Only the text of the records below belongs in the answer, copied exactly, with pictures omitted.

Data entries -
-- -- --
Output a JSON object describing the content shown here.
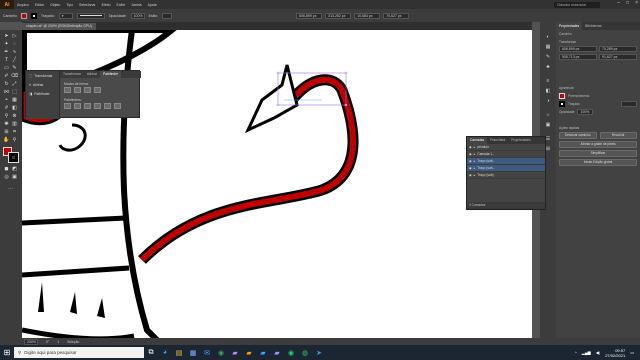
{
  "app": {
    "logo": "Ai",
    "menu": [
      "Arquivo",
      "Editar",
      "Objeto",
      "Tipo",
      "Selecionar",
      "Efeito",
      "Exibir",
      "Janela",
      "Ajuda"
    ],
    "search_label": "Clássico essencial"
  },
  "control_bar": {
    "selection_label": "Caminho",
    "stroke_label": "Traçado:",
    "opacity_label": "Opacidade:",
    "opacity_value": "100%",
    "style_label": "Estilo:",
    "x_value": "606,899 px",
    "y_value": "313,252 px",
    "w_value": "10,684 px",
    "h_value": "70,627 px",
    "fill_color": "#c00000",
    "stroke_color": "#000000"
  },
  "document": {
    "tab_title": "chapéu.ai* @ 200% (RGB/Definição GPU)"
  },
  "transform_panel": {
    "sidebar": [
      "Transformar",
      "Alinhar",
      "Pathfinder"
    ],
    "tabs": [
      "Transformar",
      "Alinhar",
      "Pathfinder"
    ],
    "shape_modes_label": "Modos de forma:",
    "pathfinders_label": "Pathfinders:"
  },
  "properties_panel": {
    "tabs": [
      "Propriedades",
      "Bibliotecas"
    ],
    "section_path": "Caminho",
    "section_transform": "Transformar",
    "x": "606,899 px",
    "y": "70,289 px",
    "w": "505,713 px",
    "h": "91,627 px",
    "section_appearance": "Aparência",
    "fill_label": "Preenchimento",
    "stroke_label": "Traçado",
    "opacity_label": "Opacidade",
    "opacity_value": "100%",
    "quick_actions_label": "Ações rápidas",
    "btn_offset": "Deslocar caminho",
    "btn_recolor": "Recolorir",
    "btn_simplify": "Simplificar",
    "btn_align": "Alinhar à grade de pixels",
    "btn_global": "Iniciar Edição global",
    "fill_color": "#c00000"
  },
  "layers_panel": {
    "tabs": [
      "Camadas",
      "Prancheta",
      "Propriedades"
    ],
    "rows": [
      {
        "name": "pêndulo",
        "selected": false
      },
      {
        "name": "Camada 1...",
        "selected": false
      },
      {
        "name": "Traço (sub...",
        "selected": true
      },
      {
        "name": "Traço (sub...",
        "selected": true
      },
      {
        "name": "Traço (sub)",
        "selected": false
      }
    ],
    "footer": "3 Camadas"
  },
  "status_bar": {
    "zoom": "200%",
    "rotation": "0°",
    "artboard": "1",
    "tool": "Seleção"
  },
  "taskbar": {
    "search_placeholder": "Digite aqui para pesquisar",
    "time": "09:57",
    "date": "27/02/2021",
    "apps": [
      "task-view-icon",
      "edge-icon",
      "explorer-icon",
      "store-icon",
      "mail-icon",
      "chrome-icon",
      "premiere-icon",
      "illustrator-icon",
      "photoshop-icon",
      "aftereffects-icon",
      "spotify-icon",
      "whatsapp-icon",
      "telegram-icon"
    ]
  }
}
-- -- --
Exercise answer -
Output a JSON object describing the content shown here.
{
  "app": {
    "logo": "Ai",
    "menu": [
      "Arquivo",
      "Editar",
      "Objeto",
      "Tipo",
      "Selecionar",
      "Efeito",
      "Exibir",
      "Janela",
      "Ajuda"
    ],
    "search_label": "Clássico essencial"
  },
  "control_bar": {
    "selection_label": "Caminho",
    "stroke_label": "Traçado:",
    "opacity_label": "Opacidade:",
    "opacity_value": "100%",
    "style_label": "Estilo:",
    "x_value": "606,899 px",
    "y_value": "313,252 px",
    "w_value": "10,684 px",
    "h_value": "70,627 px",
    "fill_color": "#c00000",
    "stroke_color": "#000000"
  },
  "document": {
    "tab_title": "chapéu.ai* @ 200% (RGB/Definição GPU)"
  },
  "transform_panel": {
    "sidebar": [
      "Transformar",
      "Alinhar",
      "Pathfinder"
    ],
    "tabs": [
      "Transformar",
      "Alinhar",
      "Pathfinder"
    ],
    "shape_modes_label": "Modos de forma:",
    "pathfinders_label": "Pathfinders:"
  },
  "properties_panel": {
    "tabs": [
      "Propriedades",
      "Bibliotecas"
    ],
    "section_path": "Caminho",
    "section_transform": "Transformar",
    "x": "606,899 px",
    "y": "70,289 px",
    "w": "505,713 px",
    "h": "91,627 px",
    "section_appearance": "Aparência",
    "fill_label": "Preenchimento",
    "stroke_label": "Traçado",
    "opacity_label": "Opacidade",
    "opacity_value": "100%",
    "quick_actions_label": "Ações rápidas",
    "btn_offset": "Deslocar caminho",
    "btn_recolor": "Recolorir",
    "btn_simplify": "Simplificar",
    "btn_align": "Alinhar à grade de pixels",
    "btn_global": "Iniciar Edição global",
    "fill_color": "#c00000"
  },
  "layers_panel": {
    "tabs": [
      "Camadas",
      "Prancheta",
      "Propriedades"
    ],
    "rows": [
      {
        "name": "pêndulo",
        "selected": false
      },
      {
        "name": "Camada 1...",
        "selected": false
      },
      {
        "name": "Traço (sub...",
        "selected": true
      },
      {
        "name": "Traço (sub...",
        "selected": true
      },
      {
        "name": "Traço (sub)",
        "selected": false
      }
    ],
    "footer": "3 Camadas"
  },
  "status_bar": {
    "zoom": "200%",
    "rotation": "0°",
    "artboard": "1",
    "tool": "Seleção"
  },
  "taskbar": {
    "search_placeholder": "Digite aqui para pesquisar",
    "time": "09:57",
    "date": "27/02/2021",
    "apps": [
      "task-view-icon",
      "edge-icon",
      "explorer-icon",
      "store-icon",
      "mail-icon",
      "chrome-icon",
      "premiere-icon",
      "illustrator-icon",
      "photoshop-icon",
      "aftereffects-icon",
      "spotify-icon",
      "whatsapp-icon",
      "telegram-icon"
    ]
  }
}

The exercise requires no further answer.